(EXCERPTED DATA begins)
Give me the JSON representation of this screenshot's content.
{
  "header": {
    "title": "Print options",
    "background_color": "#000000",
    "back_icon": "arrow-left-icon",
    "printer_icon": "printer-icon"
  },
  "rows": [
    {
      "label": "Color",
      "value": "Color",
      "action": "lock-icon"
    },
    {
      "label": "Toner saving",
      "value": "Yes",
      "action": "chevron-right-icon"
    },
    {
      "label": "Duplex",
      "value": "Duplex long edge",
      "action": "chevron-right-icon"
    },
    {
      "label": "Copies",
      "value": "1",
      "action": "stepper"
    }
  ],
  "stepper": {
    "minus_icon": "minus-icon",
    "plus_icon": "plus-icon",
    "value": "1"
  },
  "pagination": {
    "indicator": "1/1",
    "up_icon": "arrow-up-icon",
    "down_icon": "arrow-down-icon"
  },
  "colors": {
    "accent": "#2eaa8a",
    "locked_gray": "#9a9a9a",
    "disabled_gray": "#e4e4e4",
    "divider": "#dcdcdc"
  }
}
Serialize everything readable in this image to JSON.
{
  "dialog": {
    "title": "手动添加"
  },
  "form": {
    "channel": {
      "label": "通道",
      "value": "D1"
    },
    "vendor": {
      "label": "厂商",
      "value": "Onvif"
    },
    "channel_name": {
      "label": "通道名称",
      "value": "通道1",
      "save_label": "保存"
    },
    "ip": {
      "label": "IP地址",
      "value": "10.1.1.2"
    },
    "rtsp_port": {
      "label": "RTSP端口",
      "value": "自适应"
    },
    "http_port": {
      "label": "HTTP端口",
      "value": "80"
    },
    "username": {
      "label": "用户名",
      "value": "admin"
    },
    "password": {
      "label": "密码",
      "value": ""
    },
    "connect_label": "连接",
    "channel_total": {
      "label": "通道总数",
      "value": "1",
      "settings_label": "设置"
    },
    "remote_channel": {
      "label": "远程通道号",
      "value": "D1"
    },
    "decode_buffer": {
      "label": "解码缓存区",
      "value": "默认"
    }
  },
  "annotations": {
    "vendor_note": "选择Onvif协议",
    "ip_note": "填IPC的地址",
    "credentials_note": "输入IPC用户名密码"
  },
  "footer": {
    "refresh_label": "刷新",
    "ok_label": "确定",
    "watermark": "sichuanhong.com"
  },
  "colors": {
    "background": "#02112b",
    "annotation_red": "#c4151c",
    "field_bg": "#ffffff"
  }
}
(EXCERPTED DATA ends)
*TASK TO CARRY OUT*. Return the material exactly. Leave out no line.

*TASK SOLUTION*.
Give me the JSON representation of this screenshot's content.
{
  "header": {
    "title": "Print options",
    "background_color": "#000000",
    "back_icon": "arrow-left-icon",
    "printer_icon": "printer-icon"
  },
  "rows": [
    {
      "label": "Color",
      "value": "Color",
      "action": "lock-icon"
    },
    {
      "label": "Toner saving",
      "value": "Yes",
      "action": "chevron-right-icon"
    },
    {
      "label": "Duplex",
      "value": "Duplex long edge",
      "action": "chevron-right-icon"
    },
    {
      "label": "Copies",
      "value": "1",
      "action": "stepper"
    }
  ],
  "stepper": {
    "minus_icon": "minus-icon",
    "plus_icon": "plus-icon",
    "value": "1"
  },
  "pagination": {
    "indicator": "1/1",
    "up_icon": "arrow-up-icon",
    "down_icon": "arrow-down-icon"
  },
  "colors": {
    "accent": "#2eaa8a",
    "locked_gray": "#9a9a9a",
    "disabled_gray": "#e4e4e4",
    "divider": "#dcdcdc"
  }
}
Serialize everything readable in this image to JSON.
{
  "dialog": {
    "title": "手动添加"
  },
  "form": {
    "channel": {
      "label": "通道",
      "value": "D1"
    },
    "vendor": {
      "label": "厂商",
      "value": "Onvif"
    },
    "channel_name": {
      "label": "通道名称",
      "value": "通道1",
      "save_label": "保存"
    },
    "ip": {
      "label": "IP地址",
      "value": "10.1.1.2"
    },
    "rtsp_port": {
      "label": "RTSP端口",
      "value": "自适应"
    },
    "http_port": {
      "label": "HTTP端口",
      "value": "80"
    },
    "username": {
      "label": "用户名",
      "value": "admin"
    },
    "password": {
      "label": "密码",
      "value": ""
    },
    "connect_label": "连接",
    "channel_total": {
      "label": "通道总数",
      "value": "1",
      "settings_label": "设置"
    },
    "remote_channel": {
      "label": "远程通道号",
      "value": "D1"
    },
    "decode_buffer": {
      "label": "解码缓存区",
      "value": "默认"
    }
  },
  "annotations": {
    "vendor_note": "选择Onvif协议",
    "ip_note": "填IPC的地址",
    "credentials_note": "输入IPC用户名密码"
  },
  "footer": {
    "refresh_label": "刷新",
    "ok_label": "确定",
    "watermark": "sichuanhong.com"
  },
  "colors": {
    "background": "#02112b",
    "annotation_red": "#c4151c",
    "field_bg": "#ffffff"
  }
}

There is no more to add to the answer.